Outdoors just leave your flash set to High Speed (FP) Flash mode
If the camera is used in Av mode and flash in ETTL mode the exposure system will try to balance the flash with the background lighting (see yellow note below). To change the balance of the ambient background lighting an adjustment would be made to Exposure Compensation (EC) which will cause the shutter speed of the camera to change. Dialing in plus + EC will tell the camera to increase the exposure making the background lighter, while minus - EC will make it darker. The ETTL flash computer will make its best guess at exposing the foreground subject correctly. If the exposure isn't dead on a Flash Exposure Compensation (FEC) adjustment can be used to adjust it.
If the camera is used in M mode the only difference is that the photographer must adjust the shutter manually to change the tone of the background. We would start by adjusting the shutter until the exposure indicator is centered then take and evaluate a test shot. Shutter speed would then be adjusted faster to make the background darker (less exposure) or slower (more exposure) to make it lighter.
E-TTL vs E-TTLII and Flash: Note: older Canon DSLR models with Digic processors and E-TTL metering have a function called "auto fill reduction" which automatically reduces the flash output in bright outdoor conditions. For lighting conditions below EV9 the camera will assume the flash is the primary source of illumination. Between EV9 and EV13 the amount of flash will be gradually reduced on the assumption that the ambient light is the primary source and the fill is only needed to open the shadows. Above EV13 the flash will be 1-2 stops below what is needed to match the sunlight; about a 3:1 highlight:midtone ratio. Cameras with "auto fill reduction" will also have a Custom Function (C.Fn) which can disable it. E-TTL cameras fire and meter pre-flash when focus is locked and factor in the active AF point when calculating the flash exposure. Locking focus in one spot with the center AF point then recomposing to take the photo can result in inaccurate and inconsistent exposures.
The Canon 20D and later cameras utilize Digitc II processors and E-TTL II metering. There is no auto-fill reduction. Pre-flash is metered and compared with ambient across 35 metering zones on the viewfinder a split-second before the shutter opens, and focus distance (if available from a USM-type lens) is also factored into the flash exposure computation. AF points are not used in the exposure calculation so "focus/recompose is not a problem.
First decide on the role the sun will play
Using the sun for frontal lighting as you would in the studio is difficult for one simple reason; the bright light makes the subject squint. It's more effective to place the sun behind the subject like a hair light, then use one or more flashes in front for fill (one flash) or key and fill (two flashes).
With two flashes for frontal key and fill, with the sun providing the hairlight, you simply use the ambient / flash balance to control the tone of the background, ideally making it high- or low-key, For example with two frontal flashes in play, one on a bracket and the other 45 degrees off the subject's nose you could do a short-lit oblique low-key portrait as effectively as in the studio:

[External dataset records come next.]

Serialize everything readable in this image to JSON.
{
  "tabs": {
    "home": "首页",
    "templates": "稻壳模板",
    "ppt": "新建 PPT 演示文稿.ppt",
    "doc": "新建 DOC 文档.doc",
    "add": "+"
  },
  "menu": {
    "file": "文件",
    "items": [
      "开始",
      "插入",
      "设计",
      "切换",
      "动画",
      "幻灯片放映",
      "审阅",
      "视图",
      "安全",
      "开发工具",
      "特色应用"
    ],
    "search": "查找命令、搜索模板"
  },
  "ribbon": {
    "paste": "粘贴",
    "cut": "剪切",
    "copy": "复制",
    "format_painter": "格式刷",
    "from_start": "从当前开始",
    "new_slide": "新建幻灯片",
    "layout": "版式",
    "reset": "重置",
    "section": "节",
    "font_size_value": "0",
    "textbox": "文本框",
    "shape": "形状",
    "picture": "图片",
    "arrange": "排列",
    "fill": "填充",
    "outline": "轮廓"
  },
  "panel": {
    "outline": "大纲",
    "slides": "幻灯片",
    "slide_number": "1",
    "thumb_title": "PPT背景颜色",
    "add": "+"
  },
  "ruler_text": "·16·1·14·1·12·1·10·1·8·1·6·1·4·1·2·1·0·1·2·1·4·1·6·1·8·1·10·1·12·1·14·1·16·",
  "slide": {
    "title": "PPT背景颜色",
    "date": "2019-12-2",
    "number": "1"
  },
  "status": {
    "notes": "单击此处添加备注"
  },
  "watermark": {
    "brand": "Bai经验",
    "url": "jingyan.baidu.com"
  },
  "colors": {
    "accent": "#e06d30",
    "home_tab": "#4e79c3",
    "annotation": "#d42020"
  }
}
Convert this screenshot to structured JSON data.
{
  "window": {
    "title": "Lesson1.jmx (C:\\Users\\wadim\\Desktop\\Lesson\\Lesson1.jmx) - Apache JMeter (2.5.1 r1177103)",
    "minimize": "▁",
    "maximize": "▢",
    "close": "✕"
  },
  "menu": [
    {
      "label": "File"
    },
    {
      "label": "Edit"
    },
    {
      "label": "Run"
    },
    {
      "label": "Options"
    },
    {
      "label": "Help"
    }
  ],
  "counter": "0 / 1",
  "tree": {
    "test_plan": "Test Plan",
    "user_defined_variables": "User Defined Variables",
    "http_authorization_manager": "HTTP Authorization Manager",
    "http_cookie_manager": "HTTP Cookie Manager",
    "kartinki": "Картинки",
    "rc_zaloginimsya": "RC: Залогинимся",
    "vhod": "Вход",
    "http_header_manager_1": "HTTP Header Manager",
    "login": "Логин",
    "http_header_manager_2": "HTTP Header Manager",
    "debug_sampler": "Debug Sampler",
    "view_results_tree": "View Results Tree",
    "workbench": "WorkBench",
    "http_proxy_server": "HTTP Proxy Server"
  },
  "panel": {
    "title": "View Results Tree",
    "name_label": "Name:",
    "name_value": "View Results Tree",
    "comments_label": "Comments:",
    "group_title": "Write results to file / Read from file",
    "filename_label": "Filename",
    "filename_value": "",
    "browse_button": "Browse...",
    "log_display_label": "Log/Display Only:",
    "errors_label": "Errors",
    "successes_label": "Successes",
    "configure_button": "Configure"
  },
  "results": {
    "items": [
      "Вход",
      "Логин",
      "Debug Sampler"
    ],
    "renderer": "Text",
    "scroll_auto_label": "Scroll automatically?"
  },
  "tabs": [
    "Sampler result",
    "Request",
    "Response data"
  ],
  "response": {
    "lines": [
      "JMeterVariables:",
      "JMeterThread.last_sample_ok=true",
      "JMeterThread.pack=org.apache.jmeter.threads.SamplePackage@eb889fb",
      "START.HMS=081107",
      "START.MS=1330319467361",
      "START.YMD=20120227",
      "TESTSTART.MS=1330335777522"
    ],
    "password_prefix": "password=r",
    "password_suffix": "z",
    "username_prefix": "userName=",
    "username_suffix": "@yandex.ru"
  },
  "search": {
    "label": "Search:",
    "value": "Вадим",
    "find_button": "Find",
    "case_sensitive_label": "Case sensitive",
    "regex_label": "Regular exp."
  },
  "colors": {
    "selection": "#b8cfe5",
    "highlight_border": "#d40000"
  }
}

Those are only a few of the infinite creative possibilities, but they are the simplest to grasp conceptually and execute effectively. Using a TTL flash with High Speed (FP) sync greatly expands the creative possibilities by allowing the use of very high shutter speeds with wide apertures; just the combination needed to turn day into night using fill flash.
Holistic Concepts for Lighting